Sir Arthur Evans, knighted for his archaeological finds on Crete, excavated at Knossos from 1900-1905 leading to the discovery of the famous ‘palace’ there. Evans saw Knossos as an administrative centre although it had no defensive features, which might be expected. In the 1970’s Hans Georg Wunderlich (1928-1974) following the views of Oswald Spengler, proposed in The Secret of Crete , that the ‘palace’ was in fact a mortuary temple. This idea has more recently been considered by the late Philip Coppens(c).
As early as 1910 the Rev. James Baikie suggested Crete as the location of Atlantis. A year earlier K.T. Frost outlined parallels between Atlantis and the Minoan empire. In the 1920’s Joseph McCabe a former Catholic priest was also convinced that Crete was the location of Atlantis. More decades were to pass before Dr Angelos Galanopoulos developed the idea further. There has been doubt that the decline of the Minoan civilisation in the 2nd millennium BC was linked with Theran explosion. Nevertheless, Bacon and Galanopoulos admit that a Minoan explanation for the Atlantis story ‘is correct in all points’ except date, dimensions and location of ‘Pillars’! Many commentators have added reasons to support the Minoan Hypothesis.
*Atlantis was the way to other islands. This is an accurate description of Crete as the gateway to the Cyclades and Greece.
*The palace of the Atlanteans is on a low hill 50 stadia inland and near to a fertile plain is a good description of Knossos.
*The description of the land fits perfectly with the southern coast of Crete.
*There were bulls hunted without weapons, which is characteristic of Minoan Crete.
*The construction of the buildings matches Knossos.
Marjorie Braymer highlights the fact that the Cretan Mesara Plain is oblong in shape and one tenth of the dimensions of the plain mentioned by Plato. A fact that gains in importance if a tenfold exaggeration of the dimensions by Plato is accepted.
J. G. Bennett has gone further and argued strongly for a linkage of the destruction of Minoan civilisation, with the Flood of Deucalion, the Biblical Exodus and the obliteration of Plato’s Atlantis. Bennett quotes Plato’s Laws (705.15), which speaks of a significant migration from Crete, as evidence for a major catastrophe on the island.
In April 2004, a BBC Timewatch programme looked at a possible link between Crete and Atlantis focussing on evidence of ancient tsunami damage on the island that they linked to the eruption of Thera. This idea has been refuted by W. Shepard Baird who offers a pyroclastic surge as a more credible explanation(b). In 2010, the BBC broadcast another documentary supporting the Minoan Hypothesis, although not very convincingly in the opinion of this compiler.
On the other hand, Peter James points out that there is no connection in Greek mythology between Crete and Atlas.
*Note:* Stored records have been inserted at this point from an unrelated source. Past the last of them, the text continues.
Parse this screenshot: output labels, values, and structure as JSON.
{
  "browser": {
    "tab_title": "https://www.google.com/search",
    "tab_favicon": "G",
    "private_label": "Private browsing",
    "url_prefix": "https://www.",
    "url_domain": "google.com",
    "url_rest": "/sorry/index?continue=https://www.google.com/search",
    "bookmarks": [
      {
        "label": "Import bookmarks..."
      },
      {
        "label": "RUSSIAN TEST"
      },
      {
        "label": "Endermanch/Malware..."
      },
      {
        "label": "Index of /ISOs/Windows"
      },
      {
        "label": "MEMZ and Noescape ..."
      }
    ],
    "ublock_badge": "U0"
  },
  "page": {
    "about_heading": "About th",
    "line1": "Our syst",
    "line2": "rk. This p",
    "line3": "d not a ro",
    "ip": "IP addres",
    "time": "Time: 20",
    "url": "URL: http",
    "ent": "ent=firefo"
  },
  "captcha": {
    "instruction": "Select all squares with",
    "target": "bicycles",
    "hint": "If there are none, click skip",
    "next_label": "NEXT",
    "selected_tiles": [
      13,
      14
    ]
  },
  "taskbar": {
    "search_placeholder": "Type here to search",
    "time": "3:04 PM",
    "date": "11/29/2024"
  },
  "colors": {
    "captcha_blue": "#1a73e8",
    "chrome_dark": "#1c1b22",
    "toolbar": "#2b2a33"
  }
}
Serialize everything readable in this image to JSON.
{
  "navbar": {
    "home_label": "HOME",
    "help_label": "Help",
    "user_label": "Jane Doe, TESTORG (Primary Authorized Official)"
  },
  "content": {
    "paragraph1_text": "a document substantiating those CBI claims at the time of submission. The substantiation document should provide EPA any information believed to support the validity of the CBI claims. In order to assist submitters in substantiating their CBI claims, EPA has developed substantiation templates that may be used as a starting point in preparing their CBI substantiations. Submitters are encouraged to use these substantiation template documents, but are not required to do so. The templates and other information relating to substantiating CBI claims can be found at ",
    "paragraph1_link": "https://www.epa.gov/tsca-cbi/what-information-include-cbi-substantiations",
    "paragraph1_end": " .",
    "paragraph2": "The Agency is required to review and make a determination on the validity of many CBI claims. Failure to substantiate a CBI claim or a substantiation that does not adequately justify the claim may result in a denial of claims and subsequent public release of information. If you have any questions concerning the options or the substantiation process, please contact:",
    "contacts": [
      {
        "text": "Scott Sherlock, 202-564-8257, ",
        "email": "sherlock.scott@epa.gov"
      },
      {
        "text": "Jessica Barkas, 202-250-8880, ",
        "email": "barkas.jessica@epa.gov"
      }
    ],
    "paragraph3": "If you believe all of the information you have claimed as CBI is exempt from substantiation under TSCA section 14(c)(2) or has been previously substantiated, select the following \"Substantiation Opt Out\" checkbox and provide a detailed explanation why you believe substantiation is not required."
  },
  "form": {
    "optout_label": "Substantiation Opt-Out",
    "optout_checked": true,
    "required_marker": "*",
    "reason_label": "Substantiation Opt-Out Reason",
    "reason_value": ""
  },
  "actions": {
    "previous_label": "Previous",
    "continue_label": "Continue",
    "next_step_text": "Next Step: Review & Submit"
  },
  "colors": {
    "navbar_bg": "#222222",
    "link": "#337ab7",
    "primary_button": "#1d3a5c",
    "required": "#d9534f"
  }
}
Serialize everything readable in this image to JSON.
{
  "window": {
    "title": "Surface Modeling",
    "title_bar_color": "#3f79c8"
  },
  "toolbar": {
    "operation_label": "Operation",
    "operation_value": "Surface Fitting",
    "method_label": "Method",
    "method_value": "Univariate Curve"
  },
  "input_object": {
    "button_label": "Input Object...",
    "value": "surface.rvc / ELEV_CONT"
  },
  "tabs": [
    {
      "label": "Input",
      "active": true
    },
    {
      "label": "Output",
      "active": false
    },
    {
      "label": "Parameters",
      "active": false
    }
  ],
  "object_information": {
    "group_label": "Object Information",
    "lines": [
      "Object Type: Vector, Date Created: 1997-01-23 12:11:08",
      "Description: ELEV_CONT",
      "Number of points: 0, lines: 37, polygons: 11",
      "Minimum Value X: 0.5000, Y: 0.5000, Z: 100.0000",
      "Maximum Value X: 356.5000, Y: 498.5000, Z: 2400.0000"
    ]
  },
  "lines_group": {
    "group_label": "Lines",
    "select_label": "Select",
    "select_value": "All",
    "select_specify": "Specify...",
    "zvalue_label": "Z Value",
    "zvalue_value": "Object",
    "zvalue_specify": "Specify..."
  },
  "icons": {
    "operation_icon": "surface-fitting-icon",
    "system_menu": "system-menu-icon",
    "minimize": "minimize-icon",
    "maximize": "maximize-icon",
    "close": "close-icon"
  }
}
Further objections include the fact that no ancient canals have been found on Crete, the island did not sink and the failure of Plato to simply name Crete as the location of his Atlantis.
Recently Gavin Menzies has, unsuccessfully, in my view, attempted to breathe new life into the Minoan Hypothesis in The Lost Empire of Atlantis.
An even less impressive effort to support a Minoan Atlantis is a slender work by Lee R. Kerr entitled Griffin Quest – Investigating Atlantis , who also published an equally useless sequel, Atlantis of the Minoans and Celts.
(c) http://www.philipcoppens.com/crete_dead.html (offline Mar. 2018 see Archive 2133)